Two people were hurt in Ivory Coast on Tuesday in clashes involving opposition-aligned students from the powerful Fesci union, an AFP journalist said, as violence persists with two weeks to go before a contentious presidential election.
Several students said around 50 people armed with clubs and machetes entered the Abidjan University campus in the morning, sparking brawls that spread into nearby streets and were later broken up by police, who deployed tear gas.
Fesci members showed AFP videos they said showed two of the intruders bearing traces of having been in a fight. One was bleeding heavily and had to be carried in a wheelbarrow, several of the videos showed.
Landry Guero, deputy secretary general of the federation, said the two had been "handed over to police".
The violence at the University of Abidjan comes after a person was killed on Monday in Bonoua, 60 kilometres from Ivory Coast's main city, while a total of around 20 have died in election-linked violence since August.
Abidjan students had set several vehicles on fire and political unrest had broken out in several towns.
Things were calmer on Tuesday, but some cars were set aflame in the working-class Yopougon district of Abidjan and demonstrators blocked several roads around the country.
Violence in the lead-up to the presidential vote has stirred raw memories of post-electoral clashes that killed 3 000 in 2010-11, when then-president Laurent Gbagbo refused to accept his defeat to challenger Alassane Ouattara.

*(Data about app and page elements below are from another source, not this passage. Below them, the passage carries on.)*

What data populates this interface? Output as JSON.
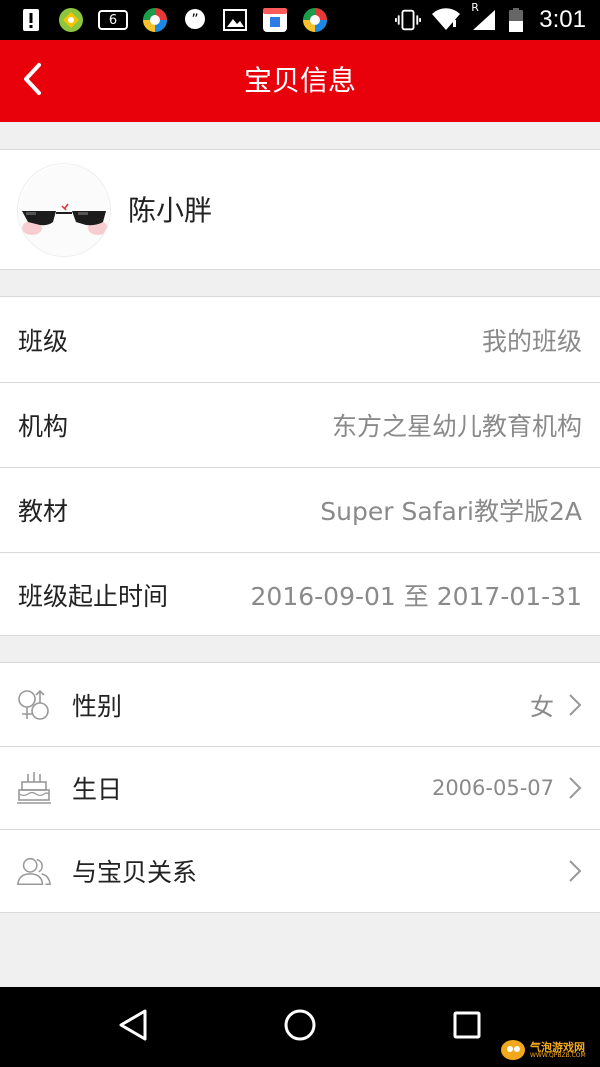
{
  "status_bar": {
    "time": "3:01",
    "left_icons": [
      "alert-icon",
      "app-icon-green",
      "badge-6-icon",
      "app-icon-color",
      "chat-icon",
      "image-icon",
      "app-icon-store",
      "app-icon-color-2"
    ],
    "notification_badge": "6",
    "right_icons": [
      "vibrate-icon",
      "wifi-icon",
      "signal-icon",
      "battery-icon"
    ],
    "roaming": "R"
  },
  "header": {
    "title": "宝贝信息",
    "background": "#e8000b"
  },
  "profile": {
    "name": "陈小胖"
  },
  "info": {
    "rows": [
      {
        "label": "班级",
        "value": "我的班级"
      },
      {
        "label": "机构",
        "value": "东方之星幼儿教育机构"
      },
      {
        "label": "教材",
        "value": "Super Safari教学版2A"
      },
      {
        "label": "班级起止时间",
        "value": "2016-09-01 至 2017-01-31"
      }
    ]
  },
  "settings": {
    "rows": [
      {
        "icon": "gender-icon",
        "label": "性别",
        "value": "女"
      },
      {
        "icon": "birthday-cake-icon",
        "label": "生日",
        "value": "2006-05-07"
      },
      {
        "icon": "people-icon",
        "label": "与宝贝关系",
        "value": ""
      }
    ]
  },
  "nav": {
    "buttons": [
      "back-triangle-icon",
      "home-circle-icon",
      "recents-square-icon"
    ]
  },
  "watermark": {
    "text": "气泡游戏网",
    "subtext": "WWW.QPBZB.COM"
  }
}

"It's true that we're seeing some violence from one direction or another. But it's also a bad stereotype to try and show these few violent incidents as being widespread at the national level," government spokesperson Sidi Tiemoko Toure said Tuesday, accusing the opposition of being behind the clashes.
The regional Economic Community of West African States on Monday urged opposition parties to "seriously reconsider their decision to boycott the election, and their call on their supporters to engage in civil disobedience".
The opposition has allowed doubts to swirl over whether it will boycott the vote, urging supporters to boycott the electoral process and campaigning, while stopping short of withdrawing its three candidacies.
Calls for a boycott came after Ouattara, who has governed for two terms, said he would stand again in defiance of a constitutional limit, saying that a 2016 reform has reset the counter.
Dozens of would-be candidates were barred from running in the election, including Gbagbo and ex-rebel chief Guillaume Soro, both of whom played key roles in the 2010-11 crisis.